RECORDS SHOWN =
|---|

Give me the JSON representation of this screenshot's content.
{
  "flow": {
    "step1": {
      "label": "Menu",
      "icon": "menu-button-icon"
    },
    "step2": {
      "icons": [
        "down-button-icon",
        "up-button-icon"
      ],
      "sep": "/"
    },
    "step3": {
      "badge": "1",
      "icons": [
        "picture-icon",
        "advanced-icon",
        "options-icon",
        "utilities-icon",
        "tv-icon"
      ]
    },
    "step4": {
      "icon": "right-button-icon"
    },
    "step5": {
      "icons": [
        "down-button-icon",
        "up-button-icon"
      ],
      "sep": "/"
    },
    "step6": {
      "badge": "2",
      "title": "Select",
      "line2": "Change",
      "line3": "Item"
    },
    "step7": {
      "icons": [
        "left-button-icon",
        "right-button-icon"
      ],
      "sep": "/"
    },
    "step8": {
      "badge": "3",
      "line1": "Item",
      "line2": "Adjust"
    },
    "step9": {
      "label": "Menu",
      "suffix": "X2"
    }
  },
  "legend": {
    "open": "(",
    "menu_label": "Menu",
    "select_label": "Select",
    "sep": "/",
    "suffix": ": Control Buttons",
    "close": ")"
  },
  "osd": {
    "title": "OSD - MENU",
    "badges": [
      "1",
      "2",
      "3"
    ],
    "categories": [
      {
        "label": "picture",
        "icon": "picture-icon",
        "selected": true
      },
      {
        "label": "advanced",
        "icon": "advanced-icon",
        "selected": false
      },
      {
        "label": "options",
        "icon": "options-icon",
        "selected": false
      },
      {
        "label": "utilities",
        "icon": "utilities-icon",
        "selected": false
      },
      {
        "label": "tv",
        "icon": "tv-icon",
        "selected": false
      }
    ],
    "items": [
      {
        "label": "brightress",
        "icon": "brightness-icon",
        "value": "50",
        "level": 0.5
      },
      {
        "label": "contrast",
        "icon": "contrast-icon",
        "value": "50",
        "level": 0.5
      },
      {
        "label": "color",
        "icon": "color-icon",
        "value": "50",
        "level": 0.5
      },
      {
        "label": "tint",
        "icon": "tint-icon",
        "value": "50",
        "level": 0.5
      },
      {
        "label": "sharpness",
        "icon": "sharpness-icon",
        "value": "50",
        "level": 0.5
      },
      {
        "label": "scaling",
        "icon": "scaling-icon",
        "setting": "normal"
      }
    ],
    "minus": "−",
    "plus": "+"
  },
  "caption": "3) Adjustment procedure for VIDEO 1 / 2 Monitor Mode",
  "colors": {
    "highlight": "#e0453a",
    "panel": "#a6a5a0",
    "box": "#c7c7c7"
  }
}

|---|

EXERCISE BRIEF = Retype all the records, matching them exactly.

SOLUTION TO THE PROBLEM =
Give me the JSON representation of this screenshot's content.
{
  "flow": {
    "step1": {
      "label": "Menu",
      "icon": "menu-button-icon"
    },
    "step2": {
      "icons": [
        "down-button-icon",
        "up-button-icon"
      ],
      "sep": "/"
    },
    "step3": {
      "badge": "1",
      "icons": [
        "picture-icon",
        "advanced-icon",
        "options-icon",
        "utilities-icon",
        "tv-icon"
      ]
    },
    "step4": {
      "icon": "right-button-icon"
    },
    "step5": {
      "icons": [
        "down-button-icon",
        "up-button-icon"
      ],
      "sep": "/"
    },
    "step6": {
      "badge": "2",
      "title": "Select",
      "line2": "Change",
      "line3": "Item"
    },
    "step7": {
      "icons": [
        "left-button-icon",
        "right-button-icon"
      ],
      "sep": "/"
    },
    "step8": {
      "badge": "3",
      "line1": "Item",
      "line2": "Adjust"
    },
    "step9": {
      "label": "Menu",
      "suffix": "X2"
    }
  },
  "legend": {
    "open": "(",
    "menu_label": "Menu",
    "select_label": "Select",
    "sep": "/",
    "suffix": ": Control Buttons",
    "close": ")"
  },
  "osd": {
    "title": "OSD - MENU",
    "badges": [
      "1",
      "2",
      "3"
    ],
    "categories": [
      {
        "label": "picture",
        "icon": "picture-icon",
        "selected": true
      },
      {
        "label": "advanced",
        "icon": "advanced-icon",
        "selected": false
      },
      {
        "label": "options",
        "icon": "options-icon",
        "selected": false
      },
      {
        "label": "utilities",
        "icon": "utilities-icon",
        "selected": false
      },
      {
        "label": "tv",
        "icon": "tv-icon",
        "selected": false
      }
    ],
    "items": [
      {
        "label": "brightress",
        "icon": "brightness-icon",
        "value": "50",
        "level": 0.5
      },
      {
        "label": "contrast",
        "icon": "contrast-icon",
        "value": "50",
        "level": 0.5
      },
      {
        "label": "color",
        "icon": "color-icon",
        "value": "50",
        "level": 0.5
      },
      {
        "label": "tint",
        "icon": "tint-icon",
        "value": "50",
        "level": 0.5
      },
      {
        "label": "sharpness",
        "icon": "sharpness-icon",
        "value": "50",
        "level": 0.5
      },
      {
        "label": "scaling",
        "icon": "scaling-icon",
        "setting": "normal"
      }
    ],
    "minus": "−",
    "plus": "+"
  },
  "caption": "3) Adjustment procedure for VIDEO 1 / 2 Monitor Mode",
  "colors": {
    "highlight": "#e0453a",
    "panel": "#a6a5a0",
    "box": "#c7c7c7"
  }
}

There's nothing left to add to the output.